Data Collection for research
Data collection is done in order to obtain valid information about organizations, communities or research problems. The effort and expense of collecting data is worthwhile because the information obtained would be valuable for diagnosis, analysis and feedback. Data collection activities provide members of an organization with their first in depth contact with a change agent, a scholar or researcher. The first impression formed during the data collection process may arouse interest, create energy, enthusiasm or attract new attention. Data collection is also part of the collection feedback cycle.
Feedback is a return message in communication from the communicator to the receiver or communicates. In thinking about the data gathering in an organization or community, three specific questions would be asked:
- The question as to the goals of data collection: Under this we may ask the question “what is the change agent, scholar or student trying to achieve at the period of collection?” Since the nature of the goal may affect the choice regarding the method of collection, the answer to this question is important.
- What kind of process of data collection should be used to meet these goals?
- What technique or method should be used?
The change agent or researcher can ask the question with regard to the tools for data collection with a view to knowing the advantages and disadvantages each method would entail.
Sources of Data
Let’s take a quick look at sources for data collection. Usually there are two major sources of data; there are the primary and secondary data. The primary data is fresh data that hahs never been collected before. This means it is collected for the first time by the researcher at that particular point of collection. Secondary data on the other hand have been collected previously and reported by some individual other than the present researcher. The ranking order is primary data first and secondary data second; the reason being that primary data is not prone to manipulations like secondary data, and also the researcher himself is in a better position than anyone else to understand and interpret what he recorded and to know the conditions under which the data were obtained.
Data Collection Methods:
Some of the data collection methods include:
- Observation method: e.g. Participant observer methods
- Content analysis
- Experimental method
Interviews: An interview must have a predefined objective. The interviewer must have a planned strategy in mind and should know the data sought to be collected from the interview. The investigator conducting the interviews has three main tasks;
- To inform the respondent about the nature of research and explain why his co-operation is desired
- Motivate the respondent by capturing his interest so that he will co-operate
- Obtain information by being able to grasp as the respondent speaks.
It is advisable to prepare questions before hand and jot down response. You can also formulate new questions from his responses to your former questions.
Questionnaires: A questionnaire can be either standardized or developed for the particular situation. The questionnaire should be simplistic, with an attractive design and should be coherent with minimum difficulty in passing from one question to another and in filling in the intended response. Every questionnaire should include the following items in either its body or in a covering letter:
- A descriptive title of the study;
- A brief statement of the purpose of the study; and
- The name and address of the person to whom the completed questionnaire is to be returned.
Observation: A researcher can also gather primary data by observing procedures and processes. The researcher then jots down his observations at the moment of occurrence. An example of observation that can be used in research is participant observer method. The participant observer method is defined as a process in which the observer present in a social institution is maintained for the purpose of scientific investigation.
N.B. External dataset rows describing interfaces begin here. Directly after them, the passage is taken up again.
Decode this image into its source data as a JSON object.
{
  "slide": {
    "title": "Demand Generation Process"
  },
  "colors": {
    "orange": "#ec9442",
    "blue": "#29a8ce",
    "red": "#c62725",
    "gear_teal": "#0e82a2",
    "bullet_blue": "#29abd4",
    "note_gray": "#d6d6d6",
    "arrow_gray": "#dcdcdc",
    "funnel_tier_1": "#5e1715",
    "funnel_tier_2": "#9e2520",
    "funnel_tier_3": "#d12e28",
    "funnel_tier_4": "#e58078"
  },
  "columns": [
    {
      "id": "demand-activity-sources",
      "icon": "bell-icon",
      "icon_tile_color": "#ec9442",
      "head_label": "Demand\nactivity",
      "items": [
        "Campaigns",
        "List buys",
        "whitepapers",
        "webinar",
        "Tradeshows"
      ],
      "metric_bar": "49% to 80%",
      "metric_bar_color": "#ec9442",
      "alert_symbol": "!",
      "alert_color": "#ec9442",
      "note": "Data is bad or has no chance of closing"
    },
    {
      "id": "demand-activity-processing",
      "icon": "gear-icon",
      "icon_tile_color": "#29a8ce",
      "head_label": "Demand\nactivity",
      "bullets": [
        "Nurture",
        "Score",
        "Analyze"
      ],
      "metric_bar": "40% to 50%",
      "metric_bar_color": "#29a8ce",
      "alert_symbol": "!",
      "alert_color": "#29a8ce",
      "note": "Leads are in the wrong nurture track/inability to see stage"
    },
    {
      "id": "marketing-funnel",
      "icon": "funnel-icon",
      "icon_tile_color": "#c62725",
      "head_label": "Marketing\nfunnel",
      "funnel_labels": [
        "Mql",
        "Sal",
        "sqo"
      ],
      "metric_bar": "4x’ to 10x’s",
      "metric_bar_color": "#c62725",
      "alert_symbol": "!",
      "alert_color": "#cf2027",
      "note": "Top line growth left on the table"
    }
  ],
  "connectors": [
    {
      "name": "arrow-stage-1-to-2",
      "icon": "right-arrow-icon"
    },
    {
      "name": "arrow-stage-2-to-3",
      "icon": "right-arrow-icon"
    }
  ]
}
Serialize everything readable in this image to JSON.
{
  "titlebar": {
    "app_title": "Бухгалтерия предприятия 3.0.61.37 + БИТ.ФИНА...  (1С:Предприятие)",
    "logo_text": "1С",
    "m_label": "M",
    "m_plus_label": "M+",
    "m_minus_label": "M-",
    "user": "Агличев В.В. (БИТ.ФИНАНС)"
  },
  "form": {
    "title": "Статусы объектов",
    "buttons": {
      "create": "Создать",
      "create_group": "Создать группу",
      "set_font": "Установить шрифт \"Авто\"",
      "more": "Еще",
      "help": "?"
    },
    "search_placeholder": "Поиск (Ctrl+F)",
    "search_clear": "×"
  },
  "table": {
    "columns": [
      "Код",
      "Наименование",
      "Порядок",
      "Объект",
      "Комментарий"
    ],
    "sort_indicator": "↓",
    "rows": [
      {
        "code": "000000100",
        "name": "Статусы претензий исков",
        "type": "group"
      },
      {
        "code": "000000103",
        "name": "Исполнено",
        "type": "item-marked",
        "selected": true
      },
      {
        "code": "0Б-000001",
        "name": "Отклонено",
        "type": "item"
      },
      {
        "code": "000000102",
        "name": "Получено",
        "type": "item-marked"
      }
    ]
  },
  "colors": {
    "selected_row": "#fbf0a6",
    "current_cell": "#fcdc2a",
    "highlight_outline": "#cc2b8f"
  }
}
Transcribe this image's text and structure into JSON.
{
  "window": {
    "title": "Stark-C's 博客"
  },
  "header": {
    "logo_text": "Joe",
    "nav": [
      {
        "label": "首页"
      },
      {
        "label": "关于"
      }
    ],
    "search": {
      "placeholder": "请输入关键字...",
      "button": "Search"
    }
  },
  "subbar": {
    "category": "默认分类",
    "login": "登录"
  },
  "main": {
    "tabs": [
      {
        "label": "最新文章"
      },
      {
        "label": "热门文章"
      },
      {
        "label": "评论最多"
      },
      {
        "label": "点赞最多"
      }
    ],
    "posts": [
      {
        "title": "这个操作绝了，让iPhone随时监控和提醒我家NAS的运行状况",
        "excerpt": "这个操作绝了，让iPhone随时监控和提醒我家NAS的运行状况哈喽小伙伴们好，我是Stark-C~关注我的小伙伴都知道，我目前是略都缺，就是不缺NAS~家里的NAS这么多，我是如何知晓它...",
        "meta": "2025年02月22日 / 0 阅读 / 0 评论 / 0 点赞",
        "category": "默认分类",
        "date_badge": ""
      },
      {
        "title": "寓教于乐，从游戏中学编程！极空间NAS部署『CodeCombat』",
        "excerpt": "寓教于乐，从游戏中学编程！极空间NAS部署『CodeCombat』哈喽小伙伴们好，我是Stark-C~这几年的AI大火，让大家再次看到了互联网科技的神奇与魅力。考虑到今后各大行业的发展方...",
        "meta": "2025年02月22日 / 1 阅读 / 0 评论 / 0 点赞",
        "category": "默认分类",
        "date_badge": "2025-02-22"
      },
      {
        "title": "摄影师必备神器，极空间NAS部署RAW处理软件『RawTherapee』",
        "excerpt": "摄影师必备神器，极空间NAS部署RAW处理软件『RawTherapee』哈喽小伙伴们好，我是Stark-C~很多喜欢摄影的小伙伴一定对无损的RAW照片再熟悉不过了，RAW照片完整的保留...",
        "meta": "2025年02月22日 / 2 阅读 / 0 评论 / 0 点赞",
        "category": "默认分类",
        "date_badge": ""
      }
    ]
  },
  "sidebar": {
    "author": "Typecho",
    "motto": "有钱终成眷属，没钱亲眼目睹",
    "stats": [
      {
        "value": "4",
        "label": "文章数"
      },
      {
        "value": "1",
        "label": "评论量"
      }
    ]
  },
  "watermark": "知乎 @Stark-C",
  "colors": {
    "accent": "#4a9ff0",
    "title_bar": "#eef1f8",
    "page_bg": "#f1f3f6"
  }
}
Characteristics of Participant Observer Method:
- The observer and the observed are always in face to face relationship in a natural setting
- The participant observer’s role may be either formal or informal and it may be either hidden or open.
- The observer may spend a little or a considerable length of time in the research environment.
- The observer may have little to do with the social set up.
Content analysis: This type of data collection provides secondary data. It involves the systematic evaluation of text data for the purpose of interpreting said data and making valid inferences thereof.
Experimental Method: The experimental method embodies three key concepts
- The independent variable: Under this, the researcher manipulates or control only a certain aspect of the situation.
- The dependent variable: Here, the investigation observes behaviour for resultabt or possible changes
- The control variable: Under this, the researcher controls for nuisance and extraneous matters or extraneous variables.
Features of experimental method
- The selection and measurement of the dependent variable—> i.e the variable on wants to obsberve
- Selection and assignment of subjects
- The manipulation of independent variables
- The control of nuisance and extraneous variables.
Purpose of data collection
- Collection can be used to raise people’s awareness r to get people’s thinking about the issue concerning them and the organization. For example, by asking questions through questionnaires or interview method, a change agent, scholar or researcher can focus the attention of an employee or a member on important problems in an organization.
- The collection activity itself can create expectations that change is possible and that change may indeed occur in the future.
- The simple act of asking for the opinions and perceptions of the employees or members of an organization sends a message that someone in the organization cares about their thinking. This message can raise expectations and create energy. People would start to look forward for something to happen, and possibly, something would be done to solve any critical problem.